From Universal Food Subsidies to a Self-Targeted Program: A Case Study in Tunisian Reform
Outlines Tunisia' innovative strategy of reducing the budgetary costs of food subsidies in a manner that is politically acceptable and that protects the nutritional status of the poor. The government uses "self-targeted programs," whereby subsidies are shifted to items consumed primarily by low-income groups, while prices of unsubsidized, higher-quality items are liberalized, appealing to higher-income groups who then consume less of the subsidized foods.
To our knowledge, this item is not available for
download. To find whether it is available, there are three
1. Check below under "Related research" whether another version of this item is available online.

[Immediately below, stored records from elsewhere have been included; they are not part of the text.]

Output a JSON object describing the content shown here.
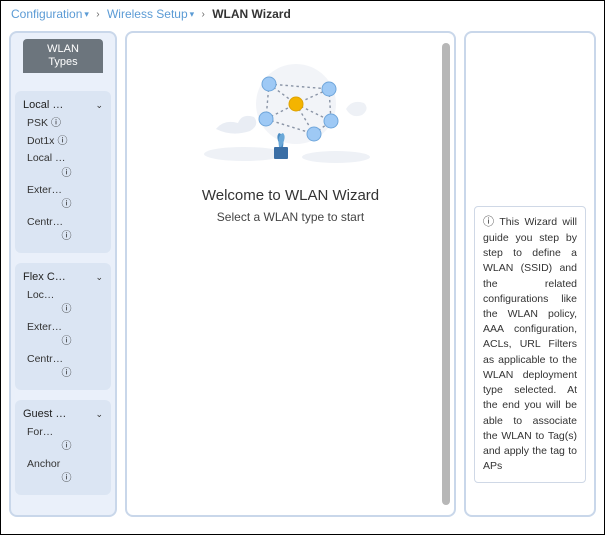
{
  "breadcrumb": {
    "item1": "Configuration",
    "item2": "Wireless Setup",
    "current": "WLAN Wizard"
  },
  "sidebar": {
    "tab_line1": "WLAN",
    "tab_line2": "Types",
    "groups": [
      {
        "title": "Local …",
        "items": [
          {
            "label": "PSK"
          },
          {
            "label": "Dot1x"
          },
          {
            "label": "Local …"
          },
          {
            "label": "Exter…"
          },
          {
            "label": "Centr…"
          }
        ]
      },
      {
        "title": "Flex C…",
        "items": [
          {
            "label": "Loc…"
          },
          {
            "label": "Exter…"
          },
          {
            "label": "Centr…"
          }
        ]
      },
      {
        "title": "Guest …",
        "items": [
          {
            "label": "For…"
          },
          {
            "label": "Anchor"
          }
        ]
      }
    ]
  },
  "main": {
    "title": "Welcome to WLAN Wizard",
    "subtitle": "Select a WLAN type to start"
  },
  "info": {
    "text": "This Wizard will guide you step by step to define a WLAN (SSID) and the related configurations like the WLAN policy, AAA configuration, ACLs, URL Filters as applicable to the WLAN deployment type selected. At the end you will be able to associate the WLAN to Tag(s) and apply the tag to APs"
  },
  "icons": {
    "info_glyph": "ℹ"
  }
}
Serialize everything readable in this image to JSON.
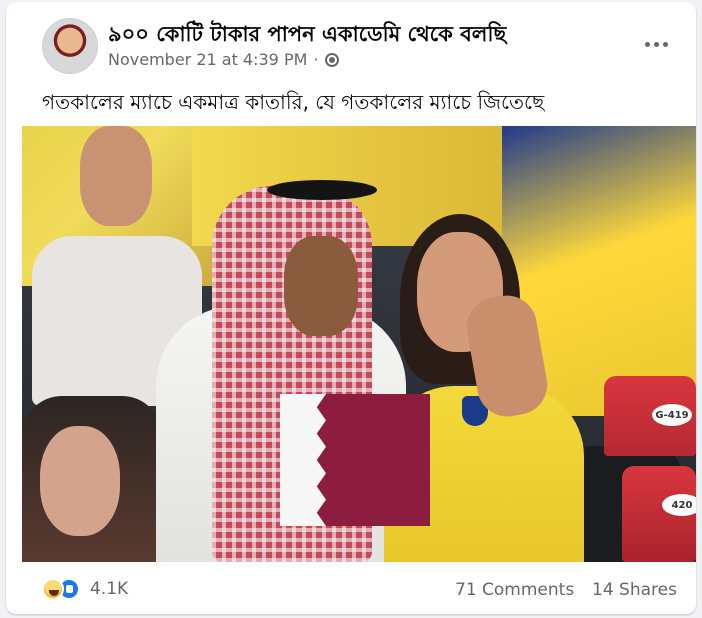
{
  "post": {
    "page_name": "৯০০ কোটি টাকার পাপন একাডেমি থেকে বলছি",
    "timestamp": "November 21 at 4:39 PM",
    "separator": "·",
    "caption": "গতকালের ম্যাচে একমাত্র কাতারি, যে গতকালের ম্যাচে জিতেছে",
    "privacy_icon": "globe-icon",
    "more_icon": "more-options-icon"
  },
  "photo": {
    "seat_labels": [
      "G-419",
      "420"
    ]
  },
  "footer": {
    "reaction_icons": [
      "haha-icon",
      "like-icon"
    ],
    "reaction_count": "4.1K",
    "comments": "71 Comments",
    "shares": "14 Shares"
  },
  "colors": {
    "secondary_text": "#65676b",
    "like_blue": "#1877f2",
    "card_bg": "#ffffff",
    "page_bg": "#f0f2f5"
  }
}
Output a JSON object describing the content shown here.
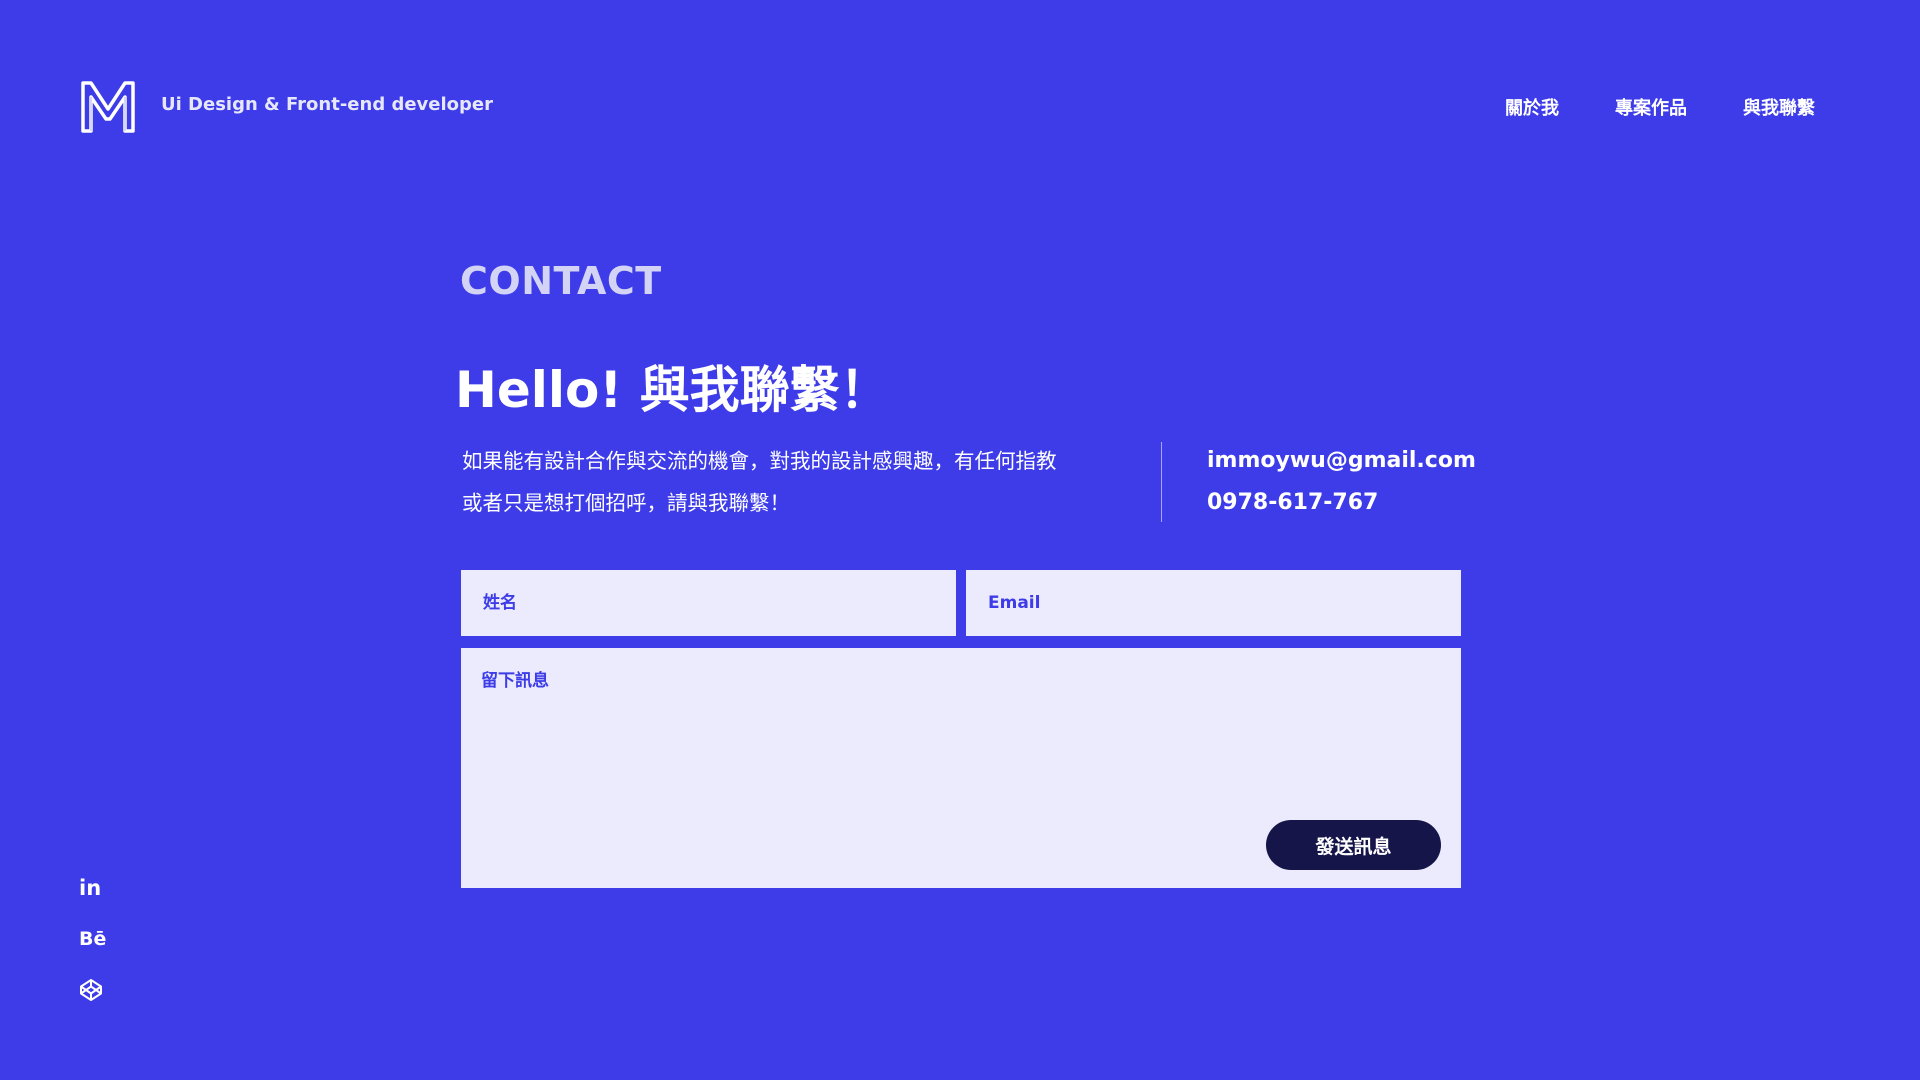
{
  "header": {
    "tagline": "Ui Design & Front-end developer",
    "nav": [
      {
        "label": "關於我"
      },
      {
        "label": "專案作品"
      },
      {
        "label": "與我聯繫"
      }
    ]
  },
  "contact": {
    "section_label": "CONTACT",
    "title": "Hello! 與我聯繫！",
    "intro_line1": "如果能有設計合作與交流的機會，對我的設計感興趣，有任何指教",
    "intro_line2": "或者只是想打個招呼，請與我聯繫！",
    "email": "immoywu@gmail.com",
    "phone": "0978-617-767"
  },
  "form": {
    "name_placeholder": "姓名",
    "email_placeholder": "Email",
    "message_placeholder": "留下訊息",
    "submit_label": "發送訊息"
  },
  "social": {
    "linkedin_text": "in",
    "behance_text": "Bē",
    "icons": [
      "linkedin-icon",
      "behance-icon",
      "codepen-icon"
    ]
  },
  "colors": {
    "background": "#3d3ce8",
    "field_background": "#ebebfd",
    "button_background": "#16154a",
    "text": "#ffffff"
  }
}
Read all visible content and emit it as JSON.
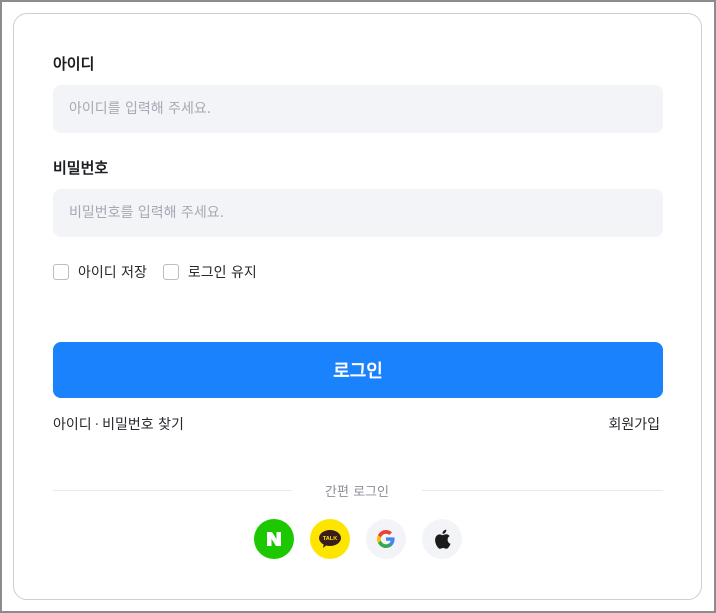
{
  "form": {
    "id_label": "아이디",
    "id_placeholder": "아이디를 입력해 주세요.",
    "pw_label": "비밀번호",
    "pw_placeholder": "비밀번호를 입력해 주세요.",
    "remember_id": "아이디 저장",
    "keep_login": "로그인 유지",
    "login_button": "로그인"
  },
  "links": {
    "find_id": "아이디",
    "separator": "·",
    "find_pw": "비밀번호 찾기",
    "signup": "회원가입"
  },
  "social": {
    "title": "간편 로그인",
    "providers": [
      {
        "name": "naver",
        "color": "#1ec800",
        "icon": "naver-n-icon"
      },
      {
        "name": "kakao",
        "color": "#fee500",
        "icon": "kakao-talk-icon",
        "text": "TALK"
      },
      {
        "name": "google",
        "color": "#f3f4f8",
        "icon": "google-g-icon"
      },
      {
        "name": "apple",
        "color": "#f3f4f8",
        "icon": "apple-icon"
      }
    ]
  },
  "colors": {
    "accent": "#1a82fc",
    "field_bg": "#f3f4f8"
  }
}
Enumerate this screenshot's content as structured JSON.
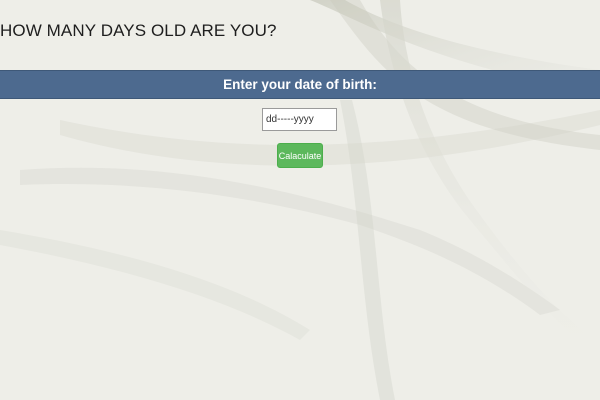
{
  "page": {
    "title": "HOW MANY DAYS OLD ARE YOU?"
  },
  "banner": {
    "label": "Enter your date of birth:"
  },
  "dob_field": {
    "value": "",
    "placeholder": "dd-----yyyy"
  },
  "calculate_button": {
    "label": "Calaculate"
  },
  "colors": {
    "background": "#ecece6",
    "banner": "#4d6a8f",
    "button": "#5cb85c"
  }
}
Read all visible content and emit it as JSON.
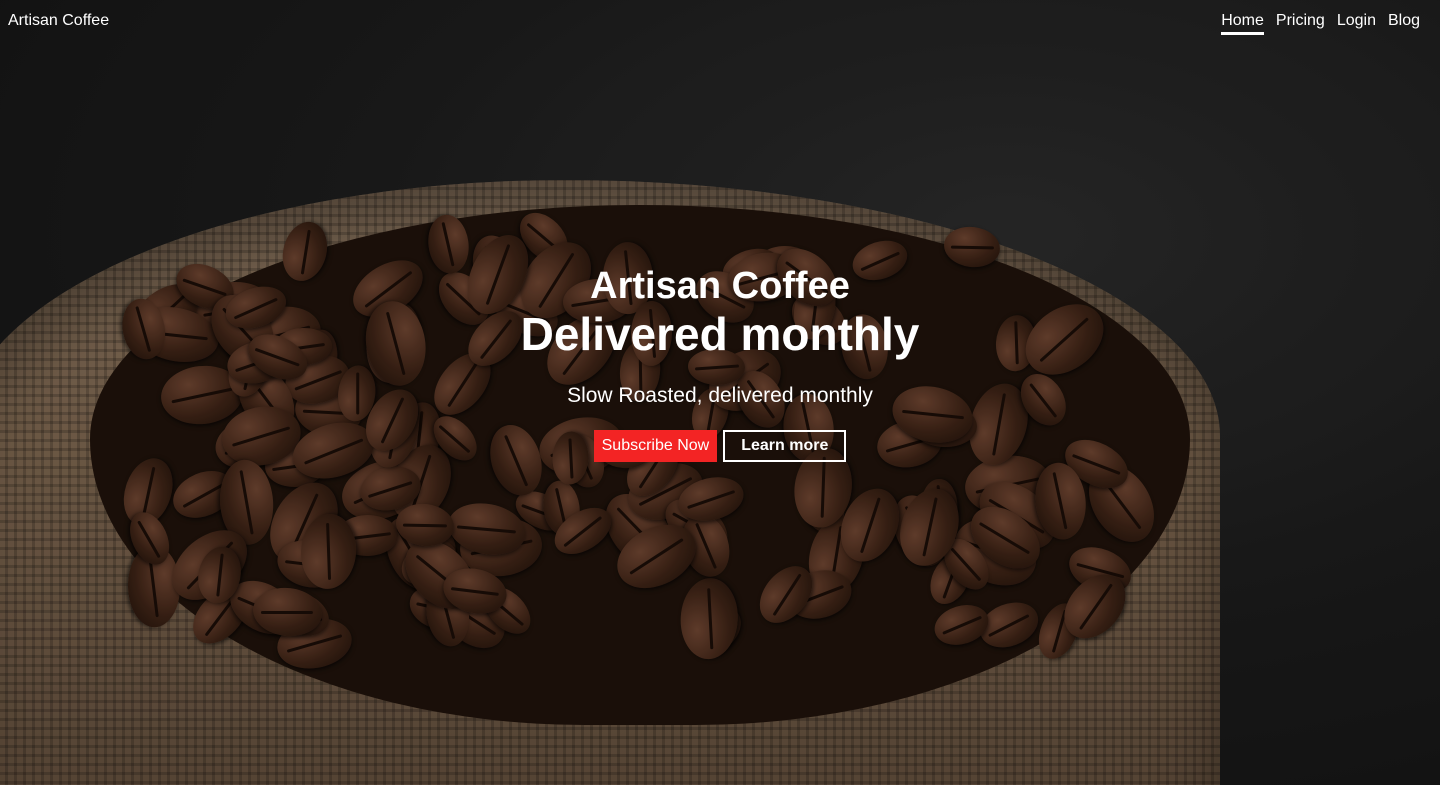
{
  "brand": "Artisan Coffee",
  "nav": {
    "items": [
      {
        "label": "Home",
        "active": true
      },
      {
        "label": "Pricing"
      },
      {
        "label": "Login"
      },
      {
        "label": "Blog"
      }
    ]
  },
  "hero": {
    "title_line1": "Artisan Coffee",
    "title_line2": "Delivered monthly",
    "subtitle": "Slow Roasted, delivered monthly",
    "primary_button": "Subscribe Now",
    "secondary_button": "Learn more"
  },
  "colors": {
    "accent": "#f32424",
    "text": "#ffffff",
    "background": "#1a1a1a"
  }
}
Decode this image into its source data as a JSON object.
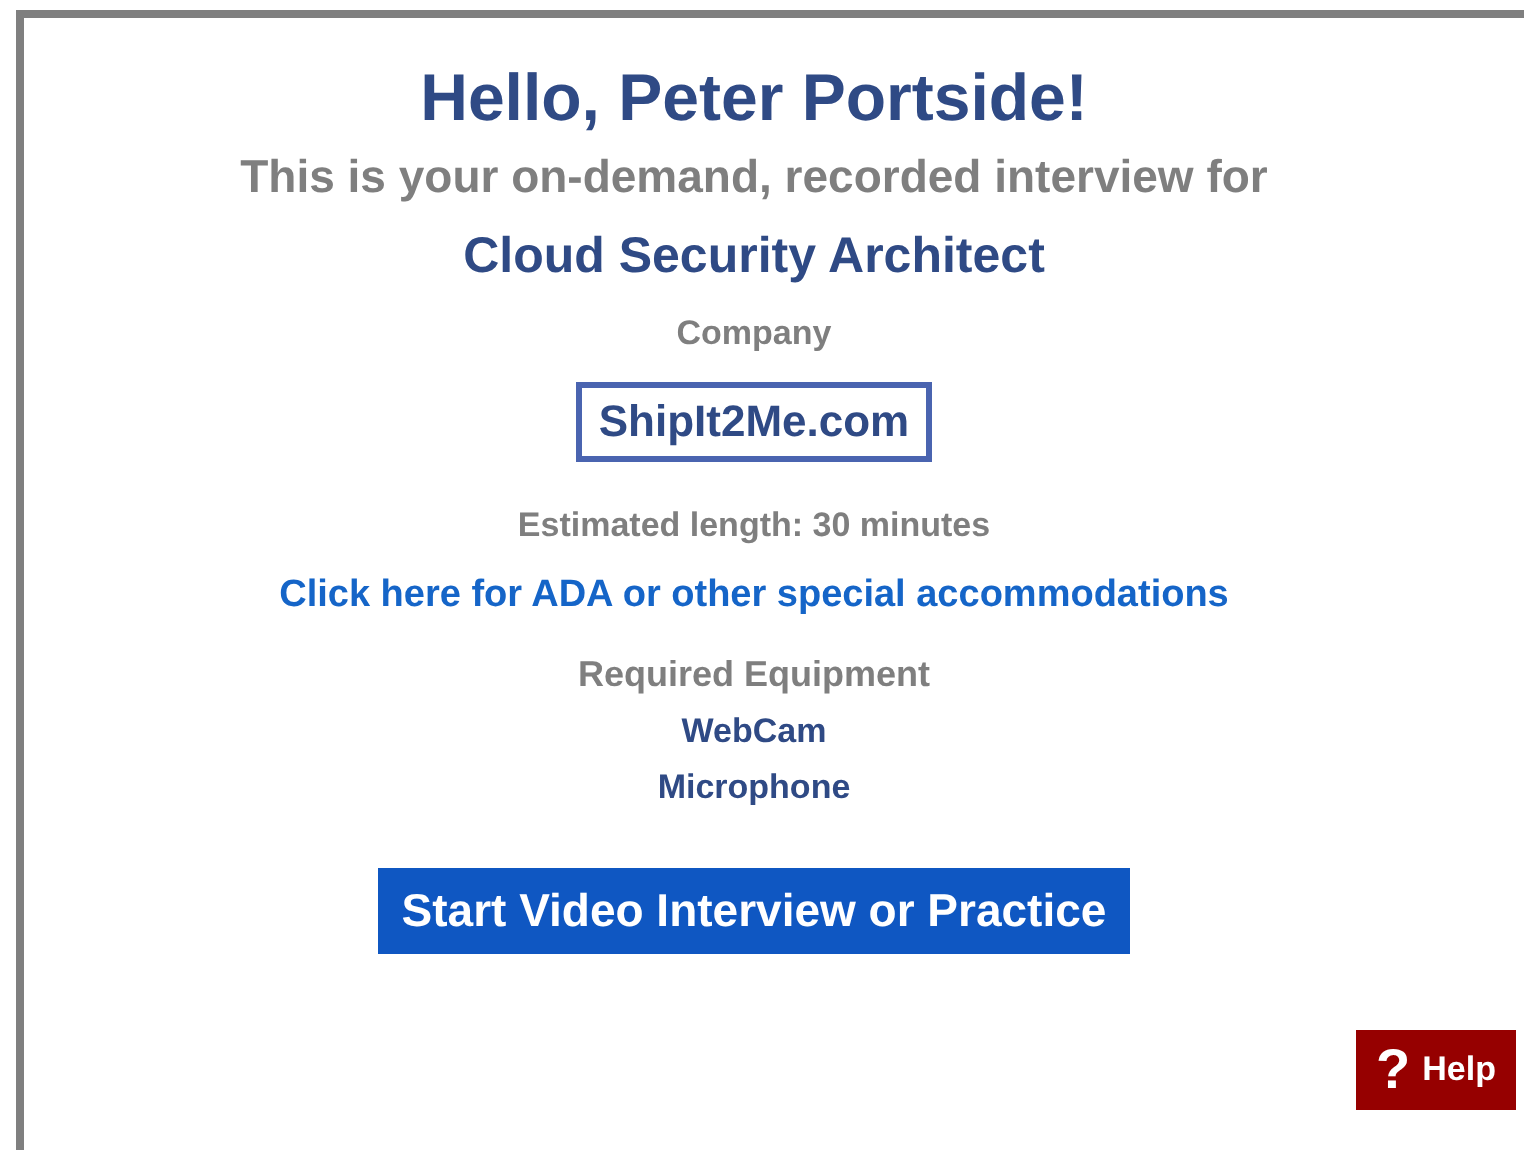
{
  "greeting": "Hello, Peter Portside!",
  "intro": "This is your on-demand, recorded interview for",
  "job_title": "Cloud Security Architect",
  "company_label": "Company",
  "company": "ShipIt2Me.com",
  "length": "Estimated length: 30 minutes",
  "accommodations_link": "Click here for ADA or other special accommodations",
  "equipment_label": "Required Equipment",
  "equipment": [
    "WebCam",
    "Microphone"
  ],
  "start_button": "Start Video Interview or Practice",
  "help_button": {
    "icon": "?",
    "label": "Help"
  }
}
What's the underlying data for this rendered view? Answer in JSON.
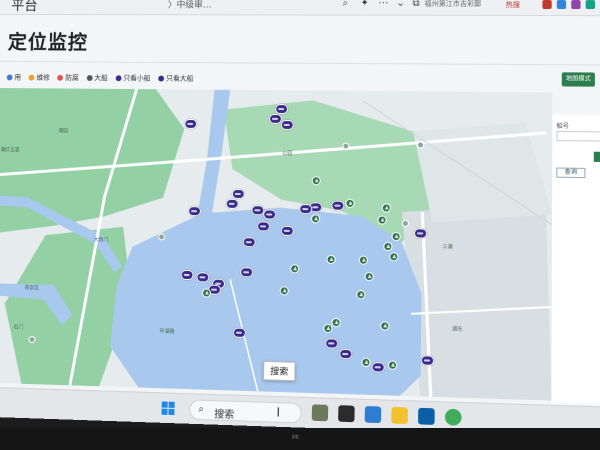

2. Check on the provider's web page whether it is in fact available.
3. Perform a search for a similarly titled item that would be available.
|Date of creation:||1996|
|Contact details of provider:|| Postal: THE WORLD BANK; 1818 H STREET, N.W. WASHINGTON, D.C. 20433, U.S.A.|
Phone: (202) 477-1234
Web page: http://www.worldbank.org/
More information through EDIRC
When requesting a correction, please mention this item's handle: RePEc:fth:wobadi:351. See general information about how to correct material in RePEc.
For technical questions regarding this item, or to correct its authors, title, abstract, bibliographic or download information, contact: (Thomas Krichel)
If references are entirely missing, you can add them using this form.